Across the records, find how many lines include the string "price" and answer with only the figure.

[Items from an interface collection]
------------------------------------------------------------------------

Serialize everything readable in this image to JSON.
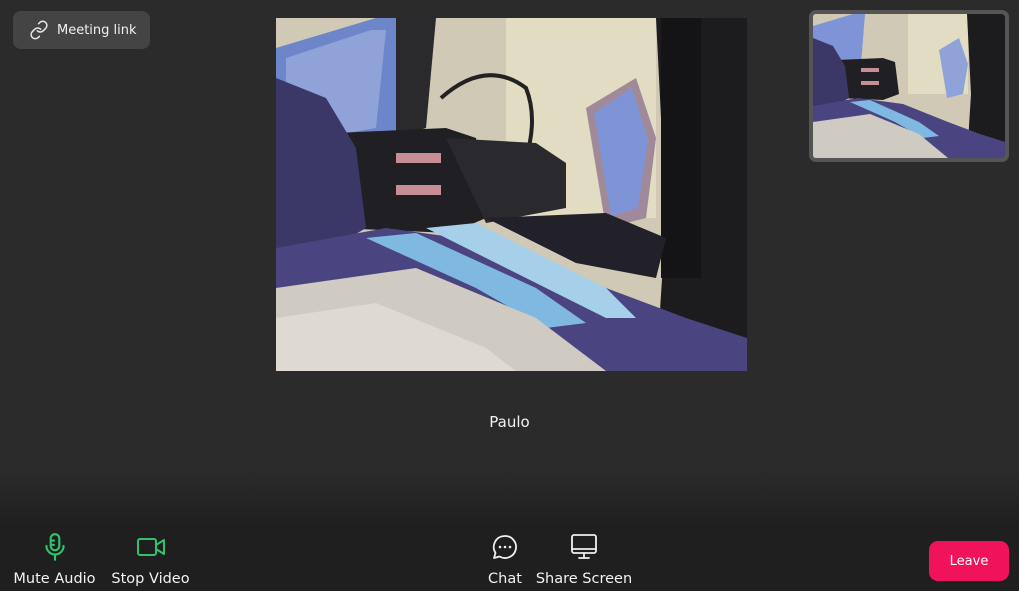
{
  "top_bar": {
    "meeting_link_label": "Meeting link",
    "meeting_link_icon": "link-icon"
  },
  "main_video": {
    "participant_name": "Paulo"
  },
  "toolbar": {
    "mute_audio_label": "Mute Audio",
    "stop_video_label": "Stop Video",
    "chat_label": "Chat",
    "share_screen_label": "Share Screen",
    "leave_label": "Leave",
    "icons": {
      "mute_audio": "microphone-icon",
      "stop_video": "video-camera-icon",
      "chat": "chat-bubble-icon",
      "share_screen": "monitor-icon"
    }
  },
  "colors": {
    "background": "#2b2b2b",
    "toolbar_background": "#1f1f1f",
    "active_green": "#2fc46b",
    "leave_red": "#f0125a",
    "meeting_link_background": "#444444"
  }
}
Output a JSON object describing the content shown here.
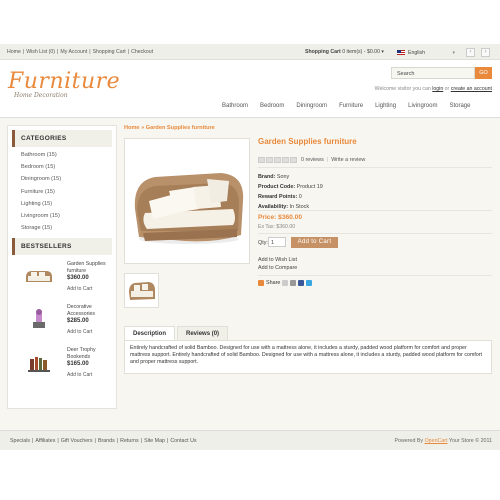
{
  "top_links": [
    "Home",
    "Wish List (0)",
    "My Account",
    "Shopping Cart",
    "Checkout"
  ],
  "cart_top": {
    "label": "Shopping Cart",
    "summary": "0 item(s) - $0.00",
    "dropdown": "▾"
  },
  "language": "English",
  "logo": {
    "title": "Furniture",
    "subtitle": "Home Decoration"
  },
  "search": {
    "placeholder": "Search",
    "button": "GO"
  },
  "welcome": {
    "text": "Welcome visitor you can",
    "login": "login",
    "or": "or",
    "create": "create an account"
  },
  "nav": [
    "Bathroom",
    "Bedroom",
    "Diningroom",
    "Furniture",
    "Lighting",
    "Livingroom",
    "Storage"
  ],
  "categories": {
    "title": "CATEGORIES",
    "items": [
      "Bathroom (15)",
      "Bedroom (15)",
      "Diningroom (15)",
      "Furniture (15)",
      "Lighting (15)",
      "Livingroom (15)",
      "Storage (15)"
    ]
  },
  "bestsellers": {
    "title": "BESTSELLERS",
    "items": [
      {
        "name": "Garden Supplies furniture",
        "price": "$360.00",
        "cart": "Add to Cart"
      },
      {
        "name": "Decorative Accessories",
        "price": "$285.00",
        "cart": "Add to Cart"
      },
      {
        "name": "Deer Trophy Bookends",
        "price": "$165.00",
        "cart": "Add to Cart"
      }
    ]
  },
  "breadcrumb": {
    "home": "Home",
    "sep": "»",
    "current": "Garden Supplies furniture"
  },
  "product": {
    "title": "Garden Supplies furniture",
    "reviews": "0 reviews",
    "write_review": "Write a review",
    "brand_label": "Brand:",
    "brand": "Sony",
    "code_label": "Product Code:",
    "code": "Product 19",
    "points_label": "Reward Points:",
    "points": "0",
    "avail_label": "Availability:",
    "avail": "In Stock",
    "price": "Price: $360.00",
    "extax": "Ex Tax: $360.00",
    "qty_label": "Qty:",
    "qty": "1",
    "add_to_cart": "Add to Cart",
    "wishlist": "Add to Wish List",
    "compare": "Add to Compare",
    "share": "Share"
  },
  "tabs": [
    "Description",
    "Reviews (0)"
  ],
  "description": "Entirely handcrafted of solid Bamboo. Designed for use with a mattress alone, it includes a sturdy, padded wood platform for comfort and proper mattress support. Entirely handcrafted of solid Bamboo. Designed for use with a mattress alone, it includes a sturdy, padded wood platform for comfort and proper mattress support.",
  "footer": {
    "links": [
      "Specials",
      "Affiliates",
      "Gift Vouchers",
      "Brands",
      "Returns",
      "Site Map",
      "Contact Us"
    ],
    "powered_prefix": "Powered By",
    "powered_link": "OpenCart",
    "powered_suffix": "Your Store © 2011"
  },
  "colors": {
    "accent": "#e8893c",
    "button": "#c69265",
    "bar": "#efefe9"
  }
}
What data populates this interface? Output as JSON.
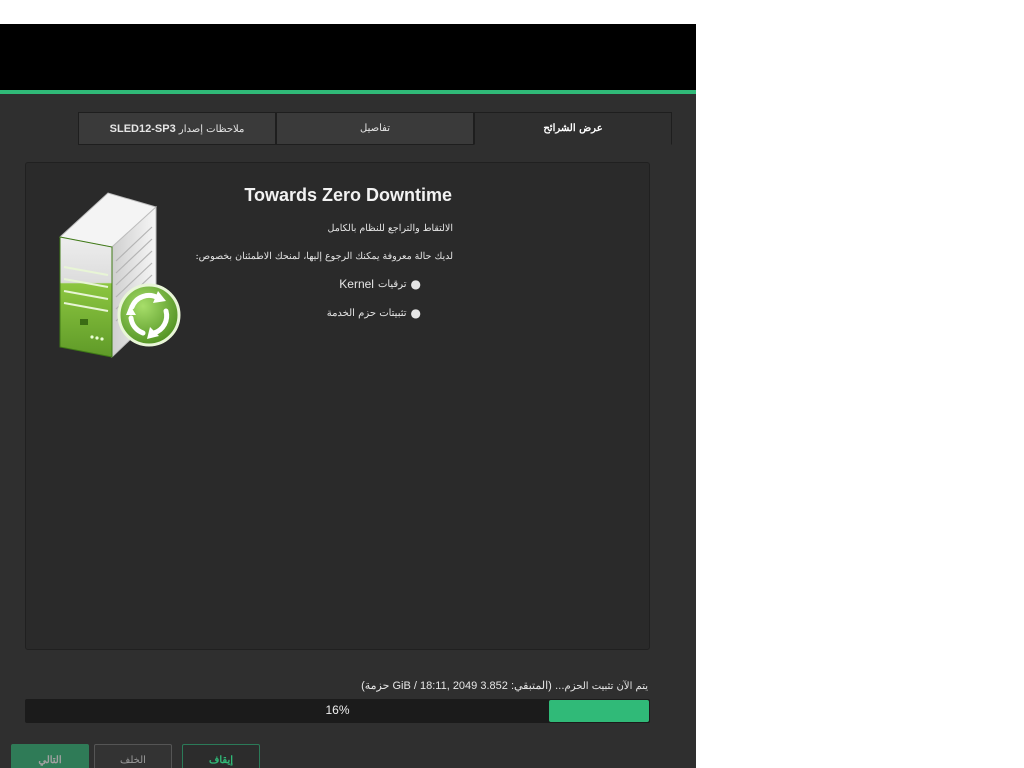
{
  "tabs": [
    {
      "label": "عرض الشرائح"
    },
    {
      "label": "تفاصيل"
    },
    {
      "label_prefix": "ملاحظات إصدار",
      "label_product": "SLED12-SP3"
    }
  ],
  "slide": {
    "title": "Towards Zero Downtime",
    "line1": "الالتقاط والتراجع للنظام بالكامل",
    "line2": "لديك حالة معروفة يمكنك الرجوع إليها، لمنحك الاطمئنان بخصوص:",
    "bullets": [
      {
        "arabic": "ترقيات",
        "latin": "Kernel"
      },
      {
        "arabic": "تثبيتات حزم الخدمة",
        "latin": ""
      }
    ]
  },
  "status": {
    "prefix": "يتم الآن تثبيت الحزم...",
    "remaining": "(المتبقي: 3.852 GiB / 18:11, 2049 حزمة)"
  },
  "progress": {
    "percent": 16,
    "label": "16%"
  },
  "buttons": {
    "next": "التالي",
    "back": "الخلف",
    "abort": "إيقاف"
  },
  "colors": {
    "accent": "#30ba78",
    "titlebar": "#000000",
    "window_bg": "#2f2f2f"
  },
  "icons": {
    "slide_image": "server-with-refresh-icon"
  }
}
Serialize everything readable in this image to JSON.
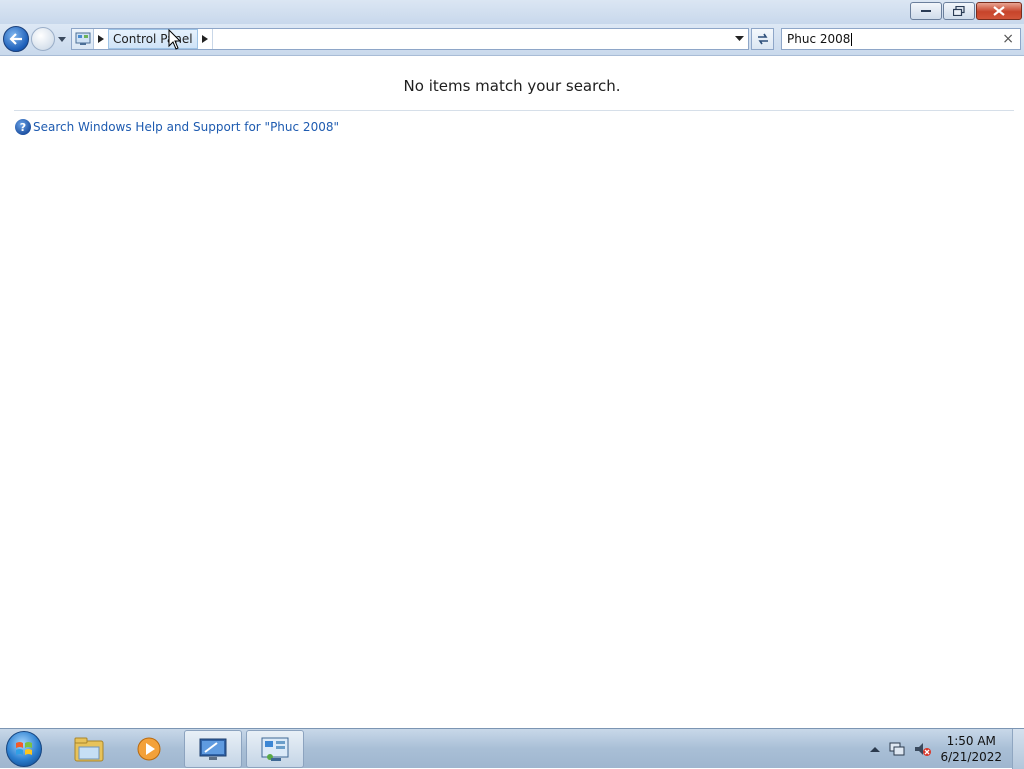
{
  "window": {
    "minimize_label": "Minimize",
    "restore_label": "Restore",
    "close_label": "Close"
  },
  "address_bar": {
    "breadcrumb": "Control Panel"
  },
  "search": {
    "value": "Phuc 2008",
    "clear_icon": "×"
  },
  "content": {
    "empty_message": "No items match your search.",
    "help_link": "Search Windows Help and Support for \"Phuc 2008\""
  },
  "taskbar": {
    "pinned": [
      "start-orb-icon",
      "windows-explorer-icon",
      "media-player-icon",
      "remote-desktop-icon",
      "control-panel-icon"
    ],
    "clock_time": "1:50 AM",
    "clock_date": "6/21/2022"
  },
  "colors": {
    "link": "#1e5bb0",
    "close_button": "#c7442a",
    "accent": "#1b5db8"
  }
}
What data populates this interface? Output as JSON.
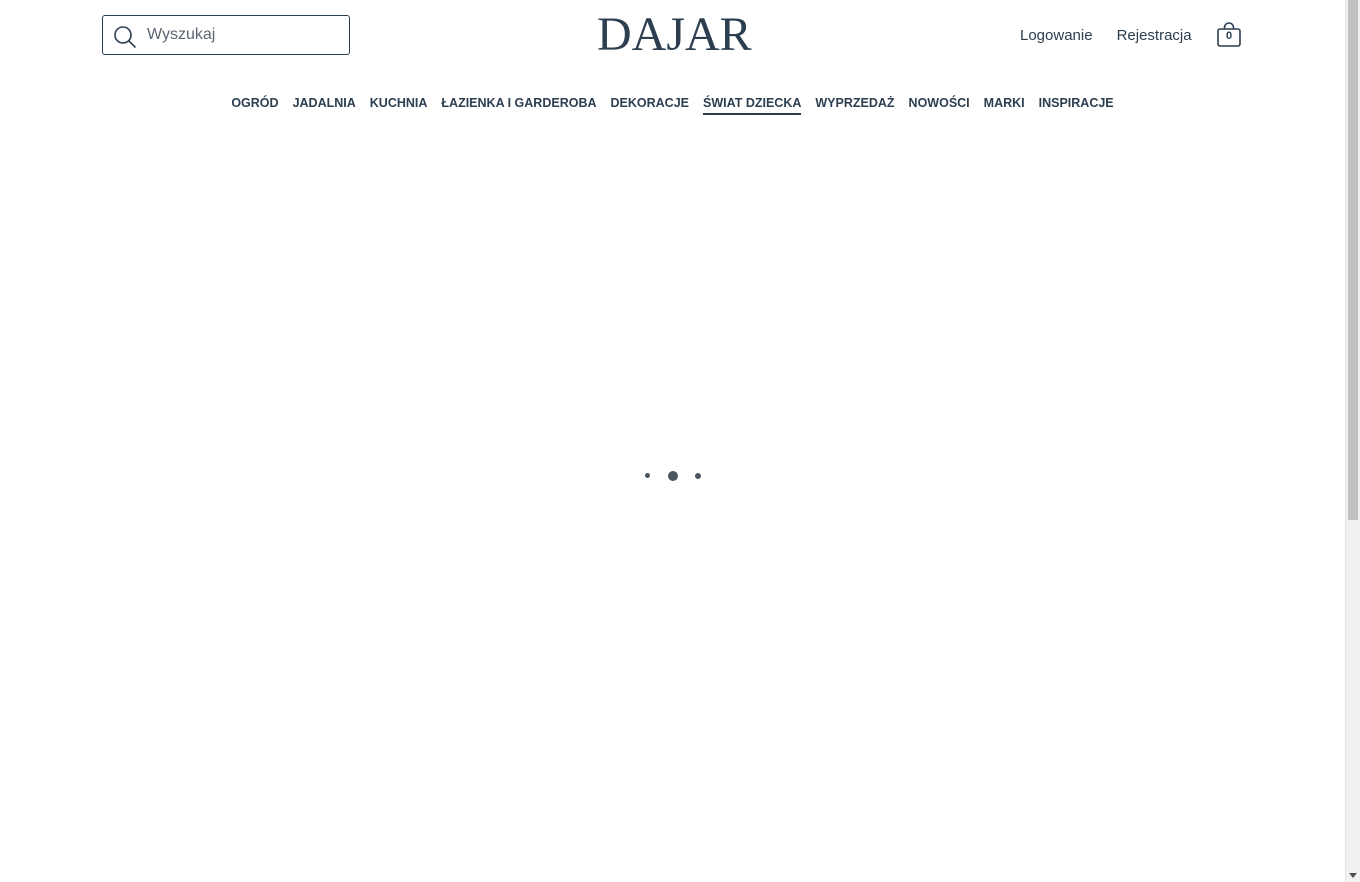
{
  "header": {
    "search": {
      "placeholder": "Wyszukaj",
      "value": "",
      "icon": "search-icon"
    },
    "logo_text": "DAJAR",
    "account": {
      "login_label": "Logowanie",
      "register_label": "Rejestracja"
    },
    "cart": {
      "icon": "shopping-bag-icon",
      "count": "0"
    }
  },
  "nav": {
    "items": [
      {
        "label": "OGRÓD"
      },
      {
        "label": "JADALNIA"
      },
      {
        "label": "KUCHNIA"
      },
      {
        "label": "ŁAZIENKA I GARDEROBA"
      },
      {
        "label": "DEKORACJE"
      },
      {
        "label": "ŚWIAT DZIECKA"
      },
      {
        "label": "WYPRZEDAŻ"
      },
      {
        "label": "NOWOŚCI"
      },
      {
        "label": "MARKI"
      },
      {
        "label": "INSPIRACJE"
      }
    ],
    "active_index": 5
  },
  "main": {
    "loading_indicator": "three-dot-loader"
  },
  "colors": {
    "text": "#2c3e50",
    "background": "#ffffff",
    "loader_dot": "#4a5560"
  }
}
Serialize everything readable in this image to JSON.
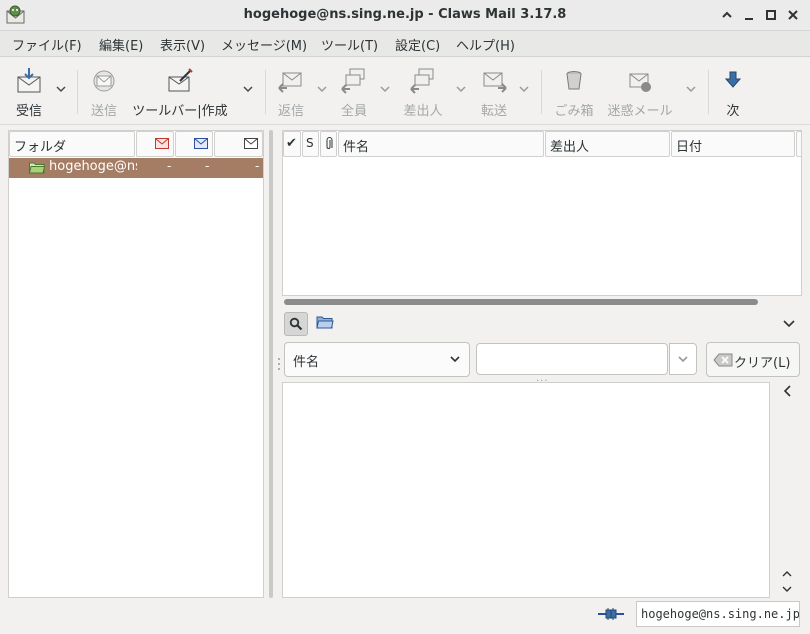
{
  "window": {
    "title": "hogehoge@ns.sing.ne.jp - Claws Mail 3.17.8"
  },
  "menu": {
    "items": [
      "ファイル(F)",
      "編集(E)",
      "表示(V)",
      "メッセージ(M)",
      "ツール(T)",
      "設定(C)",
      "ヘルプ(H)"
    ]
  },
  "toolbar": {
    "receive": "受信",
    "send": "送信",
    "compose": "ツールバー|作成",
    "reply": "返信",
    "reply_all": "全員",
    "reply_sender": "差出人",
    "forward": "転送",
    "trash": "ごみ箱",
    "spam": "迷惑メール",
    "next": "次"
  },
  "folder_pane": {
    "column_header": "フォルダ",
    "rows": [
      {
        "name": "hogehoge@ns.sing.ne.jp",
        "new": "-",
        "unread": "-",
        "total": "-"
      }
    ]
  },
  "message_list": {
    "columns": {
      "mark": "✔",
      "status": "S",
      "attach": "",
      "subject": "件名",
      "from": "差出人",
      "date": "日付"
    }
  },
  "quick_search": {
    "type_selected": "件名",
    "input_value": "",
    "clear_label": "クリア(L)"
  },
  "statusbar": {
    "account": "hogehoge@ns.sing.ne.jp"
  }
}
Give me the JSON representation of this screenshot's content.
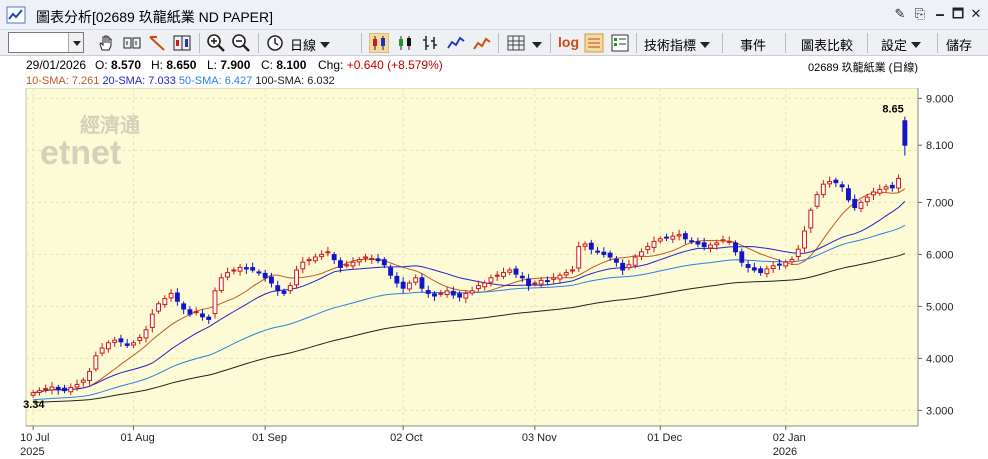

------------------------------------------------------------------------

• _Solution for this exercise_: 4